“Where are all the people?” we wondered as we started walking through Oviedo at 10:00 am this morning. Wouldn’t it be a busy day in the capital city of the region of Asturias on a Saturday morning? The third photo shows the square where the Cathedral of San Salvador is situated…almost empty. We found out the answer to our question when we hit the Mercado El Fontan, the weekend farmer’s market, with some of the outside booths shown below. It was jammed with locals buying seafood, meat, cheese, and produce. One hour later, after everyone was done at the market, the plazas were all full of people drinking coffee, beer, and wine. It looked like a city again!
The building in the first three photos, however, is located in the mountains just north of the city. It is the beautiful Palacio de Santa Maria del Naranco, built in 848 by King Ramiro I as a palace but later converted to a church. It has lasted almost 1200 years!! It sits by itself surrounded by a sloping lawn, and really is very pretty. It seems small for a palace, but that likely is due to its age and location. After that are two photos of the cathedral, in the heart of the medieval city. Following the cathedral photos are several of a storefront we liked, interesting equine sculptures, folk dancers taking a break, the market, a plaza, and a hilltop glimpse of Oviedo below.
Next up are some of the buildings and architecture that make up the city’s character and mood. Notice how many have domes, towers, and spires. We wonder who they were built for originally, and who got to sleep in the interestingly shaped rooms at the top! The last three are food photos. The first of them is Fabada Asturiana o Pote, an Asturias bean stew made with huge white beans. We saw the dry beans at the market and didn’t know what they were, as they were so long. The stew was delicious. From top to bottom, the meats in the stew are chorizo, bacon, and blood pudding sausage. The next dish is Merluza a la Sidra…fish fillet and potatoes in local cider. It was also very good. This region of Spain is famous for its homemade cider, cider bars (yes, alcoholic), and cider restaurants. We have read that some restaurants are very smelly with cider because it tends to spill all over when being poured, eaten, and drunk all day long. This was the first time on this trip that we had the Menu in a restaurant. A menu is a set meal for a fixed price, generally consisting of an appetizer, main dish, and dessert. This one was very good, and was a really great value: the stew was the appetizer (even though it was a full dish on its own), the fish was the main, and dessert was flan, rice pudding, or ice cream. All of this, served with a baguette and a soft drink, cost 10 euros (about $11 US).
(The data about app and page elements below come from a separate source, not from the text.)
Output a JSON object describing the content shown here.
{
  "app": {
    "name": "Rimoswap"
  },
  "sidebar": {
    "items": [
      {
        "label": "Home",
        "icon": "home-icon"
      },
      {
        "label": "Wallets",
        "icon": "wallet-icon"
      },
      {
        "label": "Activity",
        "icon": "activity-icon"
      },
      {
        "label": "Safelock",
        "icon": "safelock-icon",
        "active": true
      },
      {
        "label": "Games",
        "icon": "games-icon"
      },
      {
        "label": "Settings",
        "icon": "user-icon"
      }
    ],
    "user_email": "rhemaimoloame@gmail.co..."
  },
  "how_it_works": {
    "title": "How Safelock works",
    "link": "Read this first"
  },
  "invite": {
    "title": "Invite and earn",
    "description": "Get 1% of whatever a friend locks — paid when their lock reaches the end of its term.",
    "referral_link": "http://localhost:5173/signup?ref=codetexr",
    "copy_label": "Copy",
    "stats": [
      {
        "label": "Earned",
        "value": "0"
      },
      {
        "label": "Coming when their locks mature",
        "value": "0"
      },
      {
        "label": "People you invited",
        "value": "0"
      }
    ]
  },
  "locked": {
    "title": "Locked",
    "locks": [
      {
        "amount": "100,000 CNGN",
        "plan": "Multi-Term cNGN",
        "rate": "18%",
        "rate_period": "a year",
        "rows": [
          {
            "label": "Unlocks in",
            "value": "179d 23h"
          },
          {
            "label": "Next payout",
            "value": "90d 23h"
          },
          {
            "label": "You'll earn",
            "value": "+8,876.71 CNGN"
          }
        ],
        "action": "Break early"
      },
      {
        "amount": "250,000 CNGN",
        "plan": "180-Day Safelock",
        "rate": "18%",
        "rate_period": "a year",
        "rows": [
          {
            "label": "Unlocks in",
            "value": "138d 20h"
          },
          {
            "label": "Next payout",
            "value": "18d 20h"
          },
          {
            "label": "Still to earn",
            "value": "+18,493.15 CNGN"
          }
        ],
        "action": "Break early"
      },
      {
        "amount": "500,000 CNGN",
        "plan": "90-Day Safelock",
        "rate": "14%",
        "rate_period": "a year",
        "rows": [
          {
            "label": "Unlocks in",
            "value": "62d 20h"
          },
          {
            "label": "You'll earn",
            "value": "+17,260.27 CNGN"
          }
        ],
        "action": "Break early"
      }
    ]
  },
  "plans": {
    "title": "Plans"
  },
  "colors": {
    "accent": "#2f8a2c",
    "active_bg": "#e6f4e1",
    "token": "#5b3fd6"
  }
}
Figuring out meals and meal times in Spain is difficult. It all starts with dinner being so late. Spaniards typically eat dinner between 9:00 and 11:00 pm. This means every morning starts late, and breakfast is usually coffee and pastry or croissants. Lunch is fairly popular, and is served between 1:00 and 3:00 pm or so. Many restaurants open at noon or 1:00 pm and are only open until 3:00-4:00 pm (or 2:00 pm). Then, they close, reopening at 8:00 or 9:00 pm. Even restaurants that advertise that they are “open all day,” or “never close,” are closed when we show up at the door. Since we usually have breakfast provided by our hotel, we skip lunch, and are hungry between 5:00-6:00 pm. But there is nowhere to eat! So we find we have to plan ahead. We wind up at the grocery store more often than not in Spain, looking for a salad, sandwich, or rotisserie chicken for dinner. But we even found one grocery store that practiced the afternoon “siesta” tradition and closed from 2:00 to 5:00 pm. So when we think we have it all figured out, Spain can still surprise us with its scheduling. Fast food restaurants are always open, but we are too old for a steady diet of burgers and pizza.
We saved the best for last!…the best photo and a video surprise! The video is of a local Celtic marching band that played and marched for an hour or more…we kept seeing and hearing them wherever we wandered. The two women drummers at the rear of the band are awesome as they twirl their green sticks! Watch for them. The final photo was taken at the Saturday morning market. In looking at the photo, you MUST remember that “manos” means “hands.” And then you will laugh.